Data entries:
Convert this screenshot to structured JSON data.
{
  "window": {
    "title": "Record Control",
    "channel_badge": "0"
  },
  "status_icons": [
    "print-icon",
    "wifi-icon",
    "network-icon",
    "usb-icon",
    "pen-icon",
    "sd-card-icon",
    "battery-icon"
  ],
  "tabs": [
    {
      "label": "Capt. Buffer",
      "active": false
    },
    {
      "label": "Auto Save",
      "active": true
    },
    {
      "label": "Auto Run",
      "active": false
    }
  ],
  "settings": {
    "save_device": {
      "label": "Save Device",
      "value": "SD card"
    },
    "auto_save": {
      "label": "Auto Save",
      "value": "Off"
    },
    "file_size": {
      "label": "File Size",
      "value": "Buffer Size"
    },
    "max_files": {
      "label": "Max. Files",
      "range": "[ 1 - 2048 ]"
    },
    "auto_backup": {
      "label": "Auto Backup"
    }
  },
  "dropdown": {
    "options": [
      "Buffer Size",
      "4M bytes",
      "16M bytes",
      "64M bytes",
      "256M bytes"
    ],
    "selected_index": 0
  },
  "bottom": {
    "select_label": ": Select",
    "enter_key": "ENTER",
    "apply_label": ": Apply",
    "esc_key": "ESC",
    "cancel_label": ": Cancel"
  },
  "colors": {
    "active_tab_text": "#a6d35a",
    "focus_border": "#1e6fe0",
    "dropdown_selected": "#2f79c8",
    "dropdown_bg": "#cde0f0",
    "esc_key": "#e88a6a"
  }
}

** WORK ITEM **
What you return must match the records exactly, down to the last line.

** WRITTEN REPLY **
Convert this screenshot to structured JSON data.
{
  "window": {
    "title": "Record Control",
    "channel_badge": "0"
  },
  "status_icons": [
    "print-icon",
    "wifi-icon",
    "network-icon",
    "usb-icon",
    "pen-icon",
    "sd-card-icon",
    "battery-icon"
  ],
  "tabs": [
    {
      "label": "Capt. Buffer",
      "active": false
    },
    {
      "label": "Auto Save",
      "active": true
    },
    {
      "label": "Auto Run",
      "active": false
    }
  ],
  "settings": {
    "save_device": {
      "label": "Save Device",
      "value": "SD card"
    },
    "auto_save": {
      "label": "Auto Save",
      "value": "Off"
    },
    "file_size": {
      "label": "File Size",
      "value": "Buffer Size"
    },
    "max_files": {
      "label": "Max. Files",
      "range": "[ 1 - 2048 ]"
    },
    "auto_backup": {
      "label": "Auto Backup"
    }
  },
  "dropdown": {
    "options": [
      "Buffer Size",
      "4M bytes",
      "16M bytes",
      "64M bytes",
      "256M bytes"
    ],
    "selected_index": 0
  },
  "bottom": {
    "select_label": ": Select",
    "enter_key": "ENTER",
    "apply_label": ": Apply",
    "esc_key": "ESC",
    "cancel_label": ": Cancel"
  },
  "colors": {
    "active_tab_text": "#a6d35a",
    "focus_border": "#1e6fe0",
    "dropdown_selected": "#2f79c8",
    "dropdown_bg": "#cde0f0",
    "esc_key": "#e88a6a"
  }
}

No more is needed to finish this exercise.